Sometimes, I wish I had found you sooner,
felt your magic,
seen your beauty.
I remember, two years ago,
when two foreigners thought
that a rather unimpressive, dirty bridge was beautiful,
I thought it was absurd.
Now, as I pass that bridge, it reminds me of them,
of their culture, of their idea of beauty
and I try to replicate it.
I try to see you in their eyes.
I try to see how and why the most tattered architecture could be beautiful.
And I feel it.
And the years.
I am proud to call you my own.
I am proud to belong to you,
To be one of the thousands and thousands that call you home.
I am the lit-up eyes of the rikshāwālā when I say thank you to him.
I am the rush of the bus driver when he barely stops for people to get on.
I am the smile that lights up the faces of women when I smile at them.
I am the appreciation when I see anyone wearing a saree.
But I am also the male-gaze that follows every woman and girl
and makes her think how her outfit could be “less provocative.”
I am the motorbike that doesn’t follow the red light.
I am the faded zebra crossing that no one pays attention to.
I am the dirty, barely existing sidewalks.
I am the old wādās that are torn down to make newer, uglier buildings.
I am the children selling cheap toys at signals.
I am the flower garlands,
and the breastfeeding women on buses.
When I think of you,
I think of Shivaji Road, my favourite place in the whole city
and how it scares the shit out of me.
I see the sex-workers on that road and it takes me to a place that makes me think of all the things that are wrong in this world.

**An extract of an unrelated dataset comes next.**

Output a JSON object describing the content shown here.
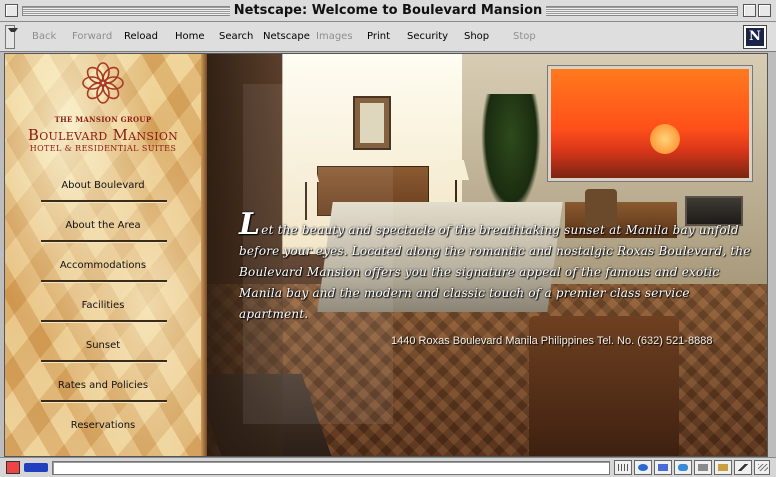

I think of how it takes 20 minutes to travel the distance of less than a kilometre.
I think of the pollution.
I think of how women wearing sarees can show their stomachs and backs and no one gives them a second glance.
And yet, when the western culture takes over and girls wear crop tops, their stomachs are considered uncultured, un-sanskari.
I think of the hypocrisy and the corruption that hangs in the polluted air.
I love you with all my heart
and yet, I absolutely hate things about you.
I hate how fast you are growing, expanding.
I hate how people don’t speak Marathi that often anymore.
I hate how everything is in English and how English has become the unofficial official language of India.
I hate how I prefer English over Hindi.
I don’t like the way you are changing.
Yet, I can do nothing but to accept you as you are.
And now I leave you,
for another country.
I will learn new things, meet new people.
All the while, I will be thinking: “माघारी वळणे नाहि मराठी शील”
And I will not give up.
Because you give me hope,
you give me strength.
Wherever life takes me,
Wherever I am,
I will be thinking of you.
I will remember the time two women on the bus asked me what book I was reading.
I will think of the traffic jams and the broken streetlights.
On Thursdays, I will naturally assume there won’t be any electricity.
And when homesickness washes over me, I will think of the tree
right outside my window that I can look at for hours and hours,
of the few rays of sunlight that reach me in the early hours of dawn.
There are so many things I wish I could say.
And when the time comes, I will find the words to say them.
This isn’t goodbye.
निरोप घेते तुझा.
आणि जाता जाता एकच इच्छा व्यक्त करते, फक्त एकच अपेक्षा —